══ DATA FOR REVIEW
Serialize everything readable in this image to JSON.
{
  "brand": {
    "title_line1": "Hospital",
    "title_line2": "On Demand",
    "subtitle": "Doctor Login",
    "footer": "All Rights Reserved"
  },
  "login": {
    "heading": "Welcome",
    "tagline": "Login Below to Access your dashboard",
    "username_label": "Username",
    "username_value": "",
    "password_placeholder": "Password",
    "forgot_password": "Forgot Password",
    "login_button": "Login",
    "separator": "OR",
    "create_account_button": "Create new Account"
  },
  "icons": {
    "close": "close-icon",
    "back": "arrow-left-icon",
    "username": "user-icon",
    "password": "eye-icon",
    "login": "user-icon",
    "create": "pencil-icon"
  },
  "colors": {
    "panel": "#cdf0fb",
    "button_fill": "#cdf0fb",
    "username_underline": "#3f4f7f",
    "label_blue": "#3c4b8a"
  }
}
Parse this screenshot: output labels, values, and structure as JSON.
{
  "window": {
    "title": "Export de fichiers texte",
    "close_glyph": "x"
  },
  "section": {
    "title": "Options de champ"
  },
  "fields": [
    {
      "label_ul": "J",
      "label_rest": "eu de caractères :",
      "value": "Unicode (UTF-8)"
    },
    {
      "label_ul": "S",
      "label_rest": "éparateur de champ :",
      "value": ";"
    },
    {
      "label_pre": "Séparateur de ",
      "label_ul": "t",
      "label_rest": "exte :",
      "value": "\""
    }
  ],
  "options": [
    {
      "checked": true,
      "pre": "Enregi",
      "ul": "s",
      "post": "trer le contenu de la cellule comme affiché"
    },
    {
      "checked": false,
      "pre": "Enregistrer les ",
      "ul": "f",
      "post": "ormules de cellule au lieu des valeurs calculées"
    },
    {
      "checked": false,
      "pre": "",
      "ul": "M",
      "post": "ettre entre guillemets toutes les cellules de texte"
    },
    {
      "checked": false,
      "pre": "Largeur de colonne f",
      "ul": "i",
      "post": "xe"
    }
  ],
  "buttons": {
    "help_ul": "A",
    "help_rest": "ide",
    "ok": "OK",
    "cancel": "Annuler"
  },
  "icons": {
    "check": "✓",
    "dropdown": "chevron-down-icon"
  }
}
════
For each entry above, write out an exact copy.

Serialize everything readable in this image to JSON.
{
  "brand": {
    "title_line1": "Hospital",
    "title_line2": "On Demand",
    "subtitle": "Doctor Login",
    "footer": "All Rights Reserved"
  },
  "login": {
    "heading": "Welcome",
    "tagline": "Login Below to Access your dashboard",
    "username_label": "Username",
    "username_value": "",
    "password_placeholder": "Password",
    "forgot_password": "Forgot Password",
    "login_button": "Login",
    "separator": "OR",
    "create_account_button": "Create new Account"
  },
  "icons": {
    "close": "close-icon",
    "back": "arrow-left-icon",
    "username": "user-icon",
    "password": "eye-icon",
    "login": "user-icon",
    "create": "pencil-icon"
  },
  "colors": {
    "panel": "#cdf0fb",
    "button_fill": "#cdf0fb",
    "username_underline": "#3f4f7f",
    "label_blue": "#3c4b8a"
  }
}
Parse this screenshot: output labels, values, and structure as JSON.
{
  "window": {
    "title": "Export de fichiers texte",
    "close_glyph": "x"
  },
  "section": {
    "title": "Options de champ"
  },
  "fields": [
    {
      "label_ul": "J",
      "label_rest": "eu de caractères :",
      "value": "Unicode (UTF-8)"
    },
    {
      "label_ul": "S",
      "label_rest": "éparateur de champ :",
      "value": ";"
    },
    {
      "label_pre": "Séparateur de ",
      "label_ul": "t",
      "label_rest": "exte :",
      "value": "\""
    }
  ],
  "options": [
    {
      "checked": true,
      "pre": "Enregi",
      "ul": "s",
      "post": "trer le contenu de la cellule comme affiché"
    },
    {
      "checked": false,
      "pre": "Enregistrer les ",
      "ul": "f",
      "post": "ormules de cellule au lieu des valeurs calculées"
    },
    {
      "checked": false,
      "pre": "",
      "ul": "M",
      "post": "ettre entre guillemets toutes les cellules de texte"
    },
    {
      "checked": false,
      "pre": "Largeur de colonne f",
      "ul": "i",
      "post": "xe"
    }
  ],
  "buttons": {
    "help_ul": "A",
    "help_rest": "ide",
    "ok": "OK",
    "cancel": "Annuler"
  },
  "icons": {
    "check": "✓",
    "dropdown": "chevron-down-icon"
  }
}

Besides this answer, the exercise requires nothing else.